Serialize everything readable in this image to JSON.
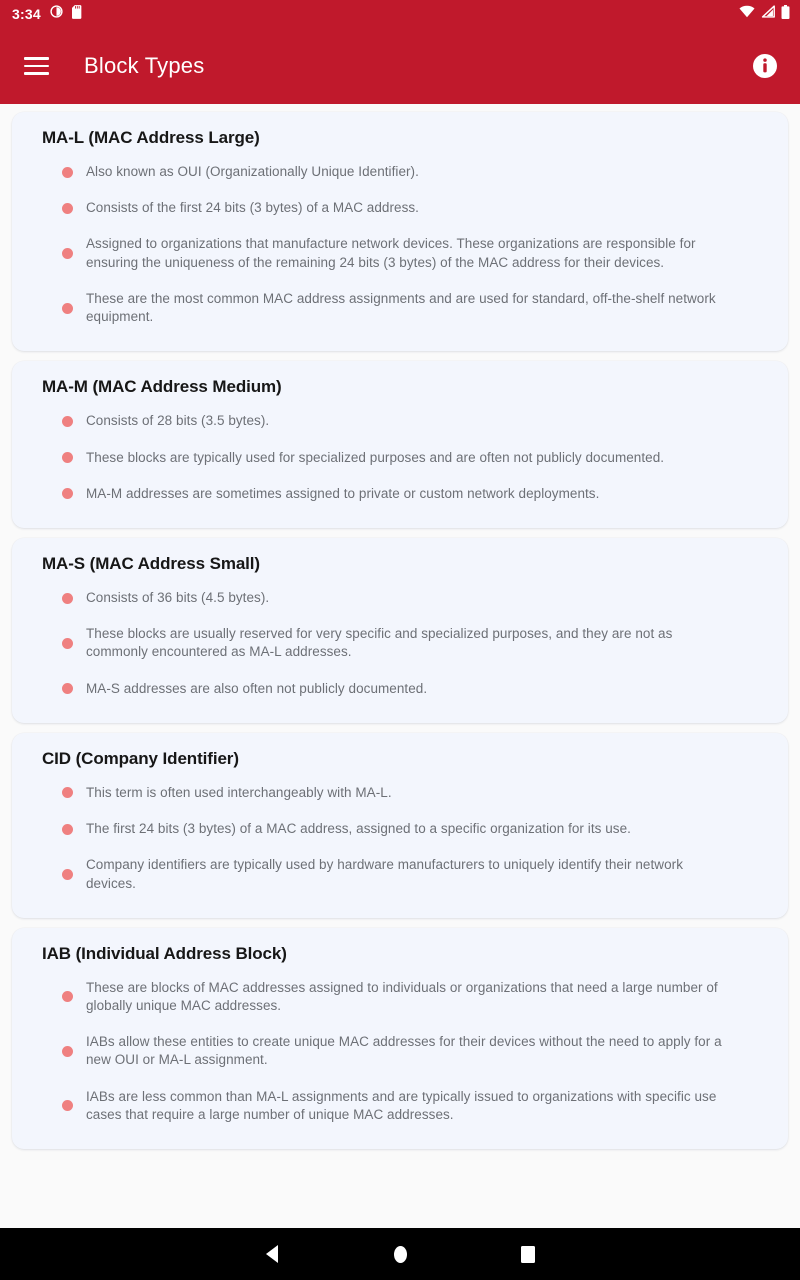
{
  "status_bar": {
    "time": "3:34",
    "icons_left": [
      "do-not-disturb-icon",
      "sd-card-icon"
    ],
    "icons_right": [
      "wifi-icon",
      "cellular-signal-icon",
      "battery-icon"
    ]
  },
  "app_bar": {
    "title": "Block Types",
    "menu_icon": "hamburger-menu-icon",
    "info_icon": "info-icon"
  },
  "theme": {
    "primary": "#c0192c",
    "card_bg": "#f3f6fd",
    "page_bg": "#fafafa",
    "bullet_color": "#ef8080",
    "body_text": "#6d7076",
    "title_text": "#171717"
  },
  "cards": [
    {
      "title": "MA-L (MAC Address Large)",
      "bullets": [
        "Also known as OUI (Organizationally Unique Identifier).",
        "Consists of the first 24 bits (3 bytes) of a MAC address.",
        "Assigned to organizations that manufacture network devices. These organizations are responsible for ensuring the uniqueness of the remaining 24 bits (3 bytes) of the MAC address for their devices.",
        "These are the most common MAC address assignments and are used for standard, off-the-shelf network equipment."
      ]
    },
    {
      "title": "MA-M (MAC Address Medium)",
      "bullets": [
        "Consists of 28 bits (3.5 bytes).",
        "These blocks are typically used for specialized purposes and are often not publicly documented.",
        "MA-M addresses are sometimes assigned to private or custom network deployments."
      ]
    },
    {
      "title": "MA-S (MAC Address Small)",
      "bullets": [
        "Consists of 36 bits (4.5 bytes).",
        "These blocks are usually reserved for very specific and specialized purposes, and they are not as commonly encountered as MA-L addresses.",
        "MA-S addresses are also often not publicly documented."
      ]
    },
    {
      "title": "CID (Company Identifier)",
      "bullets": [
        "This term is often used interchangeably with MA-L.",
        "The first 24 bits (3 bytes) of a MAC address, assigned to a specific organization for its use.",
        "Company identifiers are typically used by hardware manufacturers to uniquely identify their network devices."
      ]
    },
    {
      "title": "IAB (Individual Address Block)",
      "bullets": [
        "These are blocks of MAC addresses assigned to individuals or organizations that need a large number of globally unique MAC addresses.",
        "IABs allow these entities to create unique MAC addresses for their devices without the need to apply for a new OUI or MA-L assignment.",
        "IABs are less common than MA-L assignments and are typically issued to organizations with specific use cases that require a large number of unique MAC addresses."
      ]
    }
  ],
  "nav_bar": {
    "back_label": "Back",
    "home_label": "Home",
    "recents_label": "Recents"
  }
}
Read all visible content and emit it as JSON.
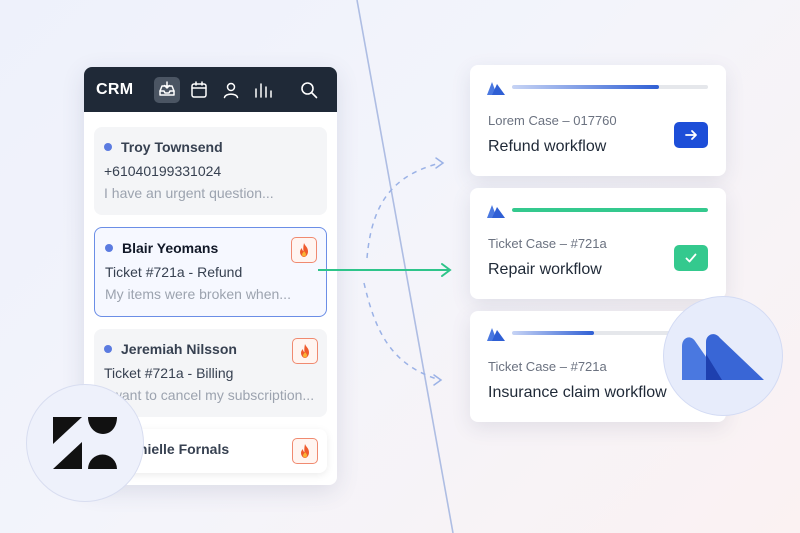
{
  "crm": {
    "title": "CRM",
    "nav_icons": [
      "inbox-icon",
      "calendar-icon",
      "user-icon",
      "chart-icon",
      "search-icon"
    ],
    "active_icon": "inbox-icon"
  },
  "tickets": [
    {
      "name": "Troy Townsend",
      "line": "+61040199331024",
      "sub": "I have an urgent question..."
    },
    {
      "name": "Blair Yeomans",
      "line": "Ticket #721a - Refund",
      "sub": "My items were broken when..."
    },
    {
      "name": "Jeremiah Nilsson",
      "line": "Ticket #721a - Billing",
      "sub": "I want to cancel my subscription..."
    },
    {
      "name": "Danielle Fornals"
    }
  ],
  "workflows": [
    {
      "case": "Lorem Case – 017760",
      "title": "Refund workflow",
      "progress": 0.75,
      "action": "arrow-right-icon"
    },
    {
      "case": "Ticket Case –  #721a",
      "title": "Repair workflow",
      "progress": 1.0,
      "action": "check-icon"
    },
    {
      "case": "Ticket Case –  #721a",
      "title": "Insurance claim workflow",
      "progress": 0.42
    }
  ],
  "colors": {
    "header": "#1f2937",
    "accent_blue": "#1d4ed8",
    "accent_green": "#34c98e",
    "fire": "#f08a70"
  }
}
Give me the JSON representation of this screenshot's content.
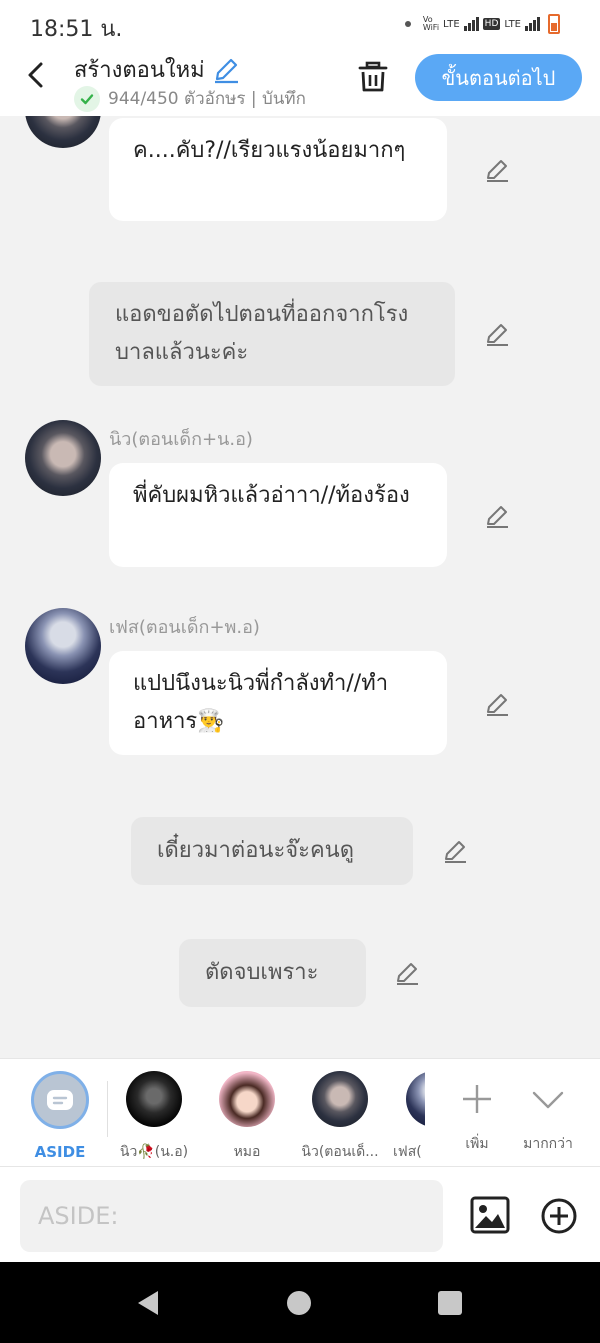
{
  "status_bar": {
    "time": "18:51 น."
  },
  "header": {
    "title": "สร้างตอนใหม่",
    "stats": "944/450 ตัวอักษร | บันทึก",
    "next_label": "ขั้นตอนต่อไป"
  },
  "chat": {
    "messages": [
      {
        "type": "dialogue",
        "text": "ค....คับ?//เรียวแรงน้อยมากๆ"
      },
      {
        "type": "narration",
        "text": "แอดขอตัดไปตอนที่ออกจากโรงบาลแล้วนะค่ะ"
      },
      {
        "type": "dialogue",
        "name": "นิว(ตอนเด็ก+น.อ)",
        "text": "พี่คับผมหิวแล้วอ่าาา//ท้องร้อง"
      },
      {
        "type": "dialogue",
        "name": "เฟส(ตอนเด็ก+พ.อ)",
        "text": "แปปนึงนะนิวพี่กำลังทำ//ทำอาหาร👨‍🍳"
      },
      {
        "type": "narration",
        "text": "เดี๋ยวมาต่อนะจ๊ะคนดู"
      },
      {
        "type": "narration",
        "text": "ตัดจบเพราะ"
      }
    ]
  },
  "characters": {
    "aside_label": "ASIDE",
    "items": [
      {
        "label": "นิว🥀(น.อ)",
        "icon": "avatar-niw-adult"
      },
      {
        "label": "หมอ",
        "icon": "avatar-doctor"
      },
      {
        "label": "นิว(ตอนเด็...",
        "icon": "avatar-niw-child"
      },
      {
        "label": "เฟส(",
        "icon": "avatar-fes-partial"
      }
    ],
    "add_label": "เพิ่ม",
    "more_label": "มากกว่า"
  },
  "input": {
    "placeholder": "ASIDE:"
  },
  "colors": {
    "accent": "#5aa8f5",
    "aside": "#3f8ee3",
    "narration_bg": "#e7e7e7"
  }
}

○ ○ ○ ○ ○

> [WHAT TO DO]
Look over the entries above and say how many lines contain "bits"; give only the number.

> [COMPLETED TASK]
5